SPORTS! is a group show curated by Ryan Travis Christian (I believe he is an interviewer on Fecal Face) opening TONIGHT (7pm – 12am) at Synchronicity Gallery in the Melrose/Heliotrope area. Anyone in the area should go because judging by the work that’s going to be featured in the show, and the after gallery hours night-time musical entertainment that the gallery are putting on, it seems like it’s going to be a great show + vibe. I wish I could go but I’m leave for the desert in 10 minutes! A list of the artists, details, and a list of the images are after the jump. Yay! Sports!
Ambitous artist and force of nature, Mike Rea, never disappoints. Check out these life-size wood sculptures and be impressed.
Gottfried Helnwein’s watercolors from the 1970’s tell a frightening story of pain, abuse, and brutal crimes.
American artist Cayce Zavaglia considers herself a painter. “Although the medium employed is crewel embroidery wool, the technique borrows more from the worlds of drawing and painting”, the artist comments on her statement.
Manipulating color, especially paint with a brush, is obviously easier than manipulating color with varying wool strings and needles. That seems kind of impossible, don’t you think? Zavaglia makes it looks like a seamless process, laborious but not too difficult to actually achieve.
“Initially, working with an established range of wool colors proved frustrating.”
Painterly portraits demand for loose brushstrokes and intermingling colors, varying tones, and contrasting hues; creating a technique that would allow her to do this with wool strings was something that Zavaglia struggled with. However, with time, she came up with a system of sewing the threads in a sequence that would ultimately give the allusion of a certain color or tone. The system allowed for the threads to mimic the depth,volume, and form that we are familiar with in paintings and color drawings.
My work unabashedly nods its head to the tradition of tapestry and my own love of craft. Using wool instead of oils has allowed me to broaden the dialogue between portrait and process as well as propose a new definition for the word “painting”.
Ashkahn Shahparnia, (pronounced ASH-CON SHAW-PAR-NEEYA) is a Los Angeles based graphic design artist whose work is colorful, whimsical, funny, and immensely clever. His designs, which seem to come from a world that is forever changing from spring to summer and back again, transition easily from one product to the next. Graphics for tote bags, t-shirts and pillows, album cover art, patterns for wall paper, some killer custom typefaces and much more, all fit snuggly into his portfolio (along with just about every color imaginable). Capturing the age-old and elusive ‘show-not-tell’ mantra of artists everywhere, Shahparnia’s fonts and graphics truly have personalities of their own. What is perhaps the most exciting is Shahparnia’s use of unexpected items in his designs and graphics, such as the elements of a dismantled avocado to create a minimalist, geometric pattern. Or the graphic representation of the evolution of bikini wax styles from the 1960s to 2000s, matter-of-factly printed on the side of a tote bag. Which makes sense when you look at the extensive list of his inspirations on his website, crediting everything from Lil’ Wayne to Carl Andre to an adorable baby polar bear. While much of Shahparnia’s work is very tongue ‘n cheek, he demonstrates a true understanding of how graphic design can completely dictate the emotional value of an image. Celebrating all styles, be they kitsch, cute or cool, the designs all have one thing in common: they’re great to look at and you’ll probably have a hard time not smiling.

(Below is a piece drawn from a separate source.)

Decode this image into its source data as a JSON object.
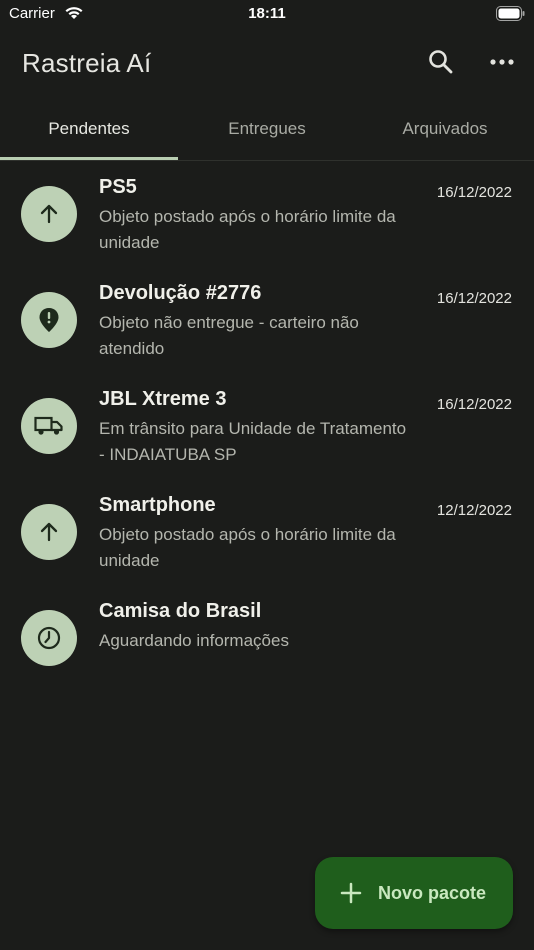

Jason Middlebrook‘s work incorporates lines onto wood planks found in New York State, as the artist forms abstract ‘landscape’ painting that play with colour. The artist’s painterly abstracted forms create a hypnotic quality to the work, as the ordered lines subvert patterns of trees to seek a re-engagement in our relationship with nature itself.
Cool promo animation spot for Ryan Spring Dooley‘s web site.
The future is here folks. We manage our entire life on a small rectangle that we keep in our pocket and there is a mysterious machine with a secret location that you can ask any question and it will answer it immediately. Now you can add LED wallpaper to your list of high-tech innovations that you don’t need but want. The folks at Architects Paper have created a wallpaper that actually lights up to create tiny patterns and lights for home and office dwellers to enjoy. If this doesn’t mean we’re living in the future I’m not sure what will. All we need now is food that comes in the form of a pill.